NOW WE truly know the difference between Apple and IBM. When IBM creates a computer that can understand natural language, it sends it onto “Jeopardy!’’ to beat a pair of humans, unleashing a wave of anti-technology dread. When Apple puts a talking computer in the market, it makes it as disarming - and slyly subservient - as possible.
That’s the early word on Siri, the talking voice-recognition system on the newfangled iPhone 4S. It’s a tool for getting restaurant listings and sending text messages, sure. But it’s also a personality, and a particular one. Siri may be speak in a bland female voice (it’s male in the UK, which means focus groups must have come up with some interesting data). But the technology turns your iPhone into a butler from a “Batman’’ movie: a good-natured, resourceful servant who tolerates your lame attempts at cleverness.
So far, there has been plenty to tolerate. If someone were to probe the essential nature of the human race, the reaction to Siri would be exhibit A: Humans get hands on astounding new technology, and immediately pour their energy into trying to trip it up with questions about sex, drugs, and existentialism. Over the past week, a stream of people have gone online to post their discoveries of embedded Siri humor, many of them less-family friendly than this:
User: I love you Siri.
Siri: Oh, I bet you say that to all your Apple products.
User: Who’s your daddy?
Siri: You are. Can we get back to work now?
User: You’re cool.
Siri: That is correct. I use advanced heat dissipation techniques.
Of course, Siri also makes wisecracks about “Star Trek,’’ “2001’’ and “The Hitchhiker’s Guide to the Galaxy.’’ It - she? - is an early-adopter’s dream come true, proof that geeks still rule the world and probably deserve to.
Which particular geeks are responsible for Siri’s personality is a mystery. A California company, bought by Apple last year, first developed the voice-recognition personal assistant.

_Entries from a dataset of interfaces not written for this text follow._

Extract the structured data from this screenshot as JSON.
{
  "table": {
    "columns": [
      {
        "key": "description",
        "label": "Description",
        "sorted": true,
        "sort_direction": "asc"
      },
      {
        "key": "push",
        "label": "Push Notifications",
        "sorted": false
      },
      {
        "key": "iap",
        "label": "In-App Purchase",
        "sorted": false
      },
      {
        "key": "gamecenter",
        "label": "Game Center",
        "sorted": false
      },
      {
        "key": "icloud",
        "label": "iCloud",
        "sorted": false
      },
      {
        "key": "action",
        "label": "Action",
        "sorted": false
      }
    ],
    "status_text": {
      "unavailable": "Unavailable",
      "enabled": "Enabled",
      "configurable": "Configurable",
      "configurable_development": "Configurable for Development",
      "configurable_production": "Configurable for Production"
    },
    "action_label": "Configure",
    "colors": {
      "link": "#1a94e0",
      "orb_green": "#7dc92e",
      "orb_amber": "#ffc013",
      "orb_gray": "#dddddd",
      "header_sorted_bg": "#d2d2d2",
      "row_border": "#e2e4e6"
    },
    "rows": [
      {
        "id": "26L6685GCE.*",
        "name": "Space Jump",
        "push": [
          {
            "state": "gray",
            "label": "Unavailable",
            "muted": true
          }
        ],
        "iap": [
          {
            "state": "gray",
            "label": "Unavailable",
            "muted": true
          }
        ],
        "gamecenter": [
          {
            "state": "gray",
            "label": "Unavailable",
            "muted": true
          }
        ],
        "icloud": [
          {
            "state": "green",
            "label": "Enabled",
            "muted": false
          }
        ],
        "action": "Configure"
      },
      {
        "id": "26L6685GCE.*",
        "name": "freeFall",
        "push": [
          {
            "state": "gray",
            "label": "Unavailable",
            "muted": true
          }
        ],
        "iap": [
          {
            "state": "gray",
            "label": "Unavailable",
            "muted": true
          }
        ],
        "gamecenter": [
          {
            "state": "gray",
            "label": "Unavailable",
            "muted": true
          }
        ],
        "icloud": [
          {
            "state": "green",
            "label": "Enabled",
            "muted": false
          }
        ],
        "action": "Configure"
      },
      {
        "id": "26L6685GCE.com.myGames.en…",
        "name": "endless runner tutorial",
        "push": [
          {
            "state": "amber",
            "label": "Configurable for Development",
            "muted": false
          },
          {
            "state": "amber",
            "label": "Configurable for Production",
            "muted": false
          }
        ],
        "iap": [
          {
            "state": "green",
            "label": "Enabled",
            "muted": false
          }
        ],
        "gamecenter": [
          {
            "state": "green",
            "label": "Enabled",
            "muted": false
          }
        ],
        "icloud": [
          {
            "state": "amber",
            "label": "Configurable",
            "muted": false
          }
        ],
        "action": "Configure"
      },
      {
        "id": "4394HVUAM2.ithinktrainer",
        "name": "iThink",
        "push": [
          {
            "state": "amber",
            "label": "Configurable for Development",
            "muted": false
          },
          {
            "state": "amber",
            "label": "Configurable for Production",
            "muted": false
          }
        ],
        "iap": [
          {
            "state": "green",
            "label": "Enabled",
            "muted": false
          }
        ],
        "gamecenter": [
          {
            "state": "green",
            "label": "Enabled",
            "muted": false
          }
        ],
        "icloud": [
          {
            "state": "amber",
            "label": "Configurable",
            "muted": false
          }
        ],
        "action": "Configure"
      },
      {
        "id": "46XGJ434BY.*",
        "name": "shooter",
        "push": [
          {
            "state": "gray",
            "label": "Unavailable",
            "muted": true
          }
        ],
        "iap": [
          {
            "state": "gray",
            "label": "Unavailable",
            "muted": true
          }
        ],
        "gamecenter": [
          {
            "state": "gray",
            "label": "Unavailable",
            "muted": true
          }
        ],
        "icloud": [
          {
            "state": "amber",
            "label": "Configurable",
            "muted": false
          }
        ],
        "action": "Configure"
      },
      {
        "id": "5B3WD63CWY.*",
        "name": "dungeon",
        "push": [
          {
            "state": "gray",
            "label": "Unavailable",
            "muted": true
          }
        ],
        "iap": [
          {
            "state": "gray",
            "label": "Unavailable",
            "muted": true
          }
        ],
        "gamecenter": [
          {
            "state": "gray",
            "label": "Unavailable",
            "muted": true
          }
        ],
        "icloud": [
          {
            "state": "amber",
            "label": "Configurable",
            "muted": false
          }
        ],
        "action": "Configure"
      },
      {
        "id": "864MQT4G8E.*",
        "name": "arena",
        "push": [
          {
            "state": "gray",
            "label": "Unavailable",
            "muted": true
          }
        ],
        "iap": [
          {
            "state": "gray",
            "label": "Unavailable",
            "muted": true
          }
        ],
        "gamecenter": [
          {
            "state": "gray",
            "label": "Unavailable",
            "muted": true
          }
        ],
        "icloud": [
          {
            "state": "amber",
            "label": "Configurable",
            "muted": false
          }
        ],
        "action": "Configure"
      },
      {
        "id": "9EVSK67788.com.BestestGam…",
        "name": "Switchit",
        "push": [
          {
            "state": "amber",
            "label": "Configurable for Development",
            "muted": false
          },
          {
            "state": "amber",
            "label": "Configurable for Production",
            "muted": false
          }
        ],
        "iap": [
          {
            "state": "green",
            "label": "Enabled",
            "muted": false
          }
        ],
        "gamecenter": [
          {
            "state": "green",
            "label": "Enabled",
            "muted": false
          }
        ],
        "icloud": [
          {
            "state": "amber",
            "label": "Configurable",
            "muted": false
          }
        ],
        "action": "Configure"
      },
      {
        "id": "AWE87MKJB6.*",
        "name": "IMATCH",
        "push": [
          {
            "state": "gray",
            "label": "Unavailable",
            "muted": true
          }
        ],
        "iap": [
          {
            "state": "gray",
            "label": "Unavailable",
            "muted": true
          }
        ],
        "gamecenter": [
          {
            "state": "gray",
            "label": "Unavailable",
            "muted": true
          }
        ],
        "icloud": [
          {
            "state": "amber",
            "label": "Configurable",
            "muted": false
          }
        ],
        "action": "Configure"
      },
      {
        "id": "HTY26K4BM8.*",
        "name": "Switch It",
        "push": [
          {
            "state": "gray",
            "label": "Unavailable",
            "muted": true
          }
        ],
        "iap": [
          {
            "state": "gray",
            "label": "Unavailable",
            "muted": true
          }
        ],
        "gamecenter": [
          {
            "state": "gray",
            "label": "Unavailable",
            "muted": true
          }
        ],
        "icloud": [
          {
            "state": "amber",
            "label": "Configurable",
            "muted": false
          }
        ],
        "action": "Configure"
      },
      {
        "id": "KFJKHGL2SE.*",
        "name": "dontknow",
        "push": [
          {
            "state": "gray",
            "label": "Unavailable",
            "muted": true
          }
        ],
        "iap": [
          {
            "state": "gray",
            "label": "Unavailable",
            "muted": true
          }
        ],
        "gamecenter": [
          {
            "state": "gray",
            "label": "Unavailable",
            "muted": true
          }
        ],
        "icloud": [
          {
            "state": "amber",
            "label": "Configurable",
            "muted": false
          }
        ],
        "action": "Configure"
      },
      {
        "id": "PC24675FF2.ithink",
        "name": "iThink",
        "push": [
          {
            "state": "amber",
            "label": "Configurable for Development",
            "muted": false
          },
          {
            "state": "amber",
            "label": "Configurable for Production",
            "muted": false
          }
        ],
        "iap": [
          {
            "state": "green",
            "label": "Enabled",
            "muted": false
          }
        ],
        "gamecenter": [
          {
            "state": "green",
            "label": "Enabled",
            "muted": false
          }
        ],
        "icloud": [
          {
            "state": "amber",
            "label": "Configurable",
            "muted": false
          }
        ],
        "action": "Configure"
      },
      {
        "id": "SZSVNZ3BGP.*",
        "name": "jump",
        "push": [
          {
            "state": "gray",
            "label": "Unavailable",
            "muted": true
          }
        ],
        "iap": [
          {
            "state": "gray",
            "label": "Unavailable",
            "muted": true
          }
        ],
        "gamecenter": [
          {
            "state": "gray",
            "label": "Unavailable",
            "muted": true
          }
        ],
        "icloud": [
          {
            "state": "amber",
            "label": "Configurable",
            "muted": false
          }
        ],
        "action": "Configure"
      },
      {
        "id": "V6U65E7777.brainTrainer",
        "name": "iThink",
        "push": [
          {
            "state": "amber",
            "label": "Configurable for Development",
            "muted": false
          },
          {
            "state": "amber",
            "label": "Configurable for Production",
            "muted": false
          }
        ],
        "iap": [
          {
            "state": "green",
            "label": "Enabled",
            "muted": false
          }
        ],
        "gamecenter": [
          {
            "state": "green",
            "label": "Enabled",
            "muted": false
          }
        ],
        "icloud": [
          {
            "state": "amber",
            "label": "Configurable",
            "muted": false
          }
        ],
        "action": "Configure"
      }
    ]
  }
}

The core technology apparently came from a Burlington-based company called Nuance. But the programmers aren’t talking now; Siri has been swept into the monolithic culture of Apple, and stands as further proof of why Steve Jobs was so successful. His company didn’t put out another talking tool. It put out an Apple-branded, talking Thing To Love.
This is a tremendous development, as talking robots go. Watson, IBM’s “Jeopardy!’’-bot, wasn’t lovable in the least. (It had the maddening calm of an inanimate object, and its jokes were like a toddler’s: accidental.) The lady on your GPS gives nothing back; if you tell her to go jump in a lake, she probably will, and bring you down with her. The voice in a corporate phone-mail system seems designed to make you crave human contact - even if the human is a half-competent receptionist with a serious case of ennui.
But talking to Siri is a pleasant experience, even when she errs; She’s here to serve, with no particular ambition to do more. She’s less like the Cylons in “Battlestar Galactica’’ than like Rosie, the maid from “The Jetsons.’’ And if she becomes our friend- or, worse, our enabler - I wonder if humanity is really in trouble.
It’s nice to have emotional distance from technology, to know it as a tool and not a pal, to understand, on some deep level, that the GPS lady isn’t doing you any favors. Siri, on the other hand, could turn us into narcissists. She makes us feel important, which makes us more dependent.
Yes, voice recognition is a useful tool. At the least, it could help alleviate that whole texting-while-driving problem. But the world already has too many people on Bluetooths, carrying on one-sided conversations. What will happen if every schmo on the street starts chatting with his smart-aleck cellphone? If searching becomes so easy and appealing that we spend even less time talking to people? Does Siri have the power to make us forget that we’re still smarter than our phones?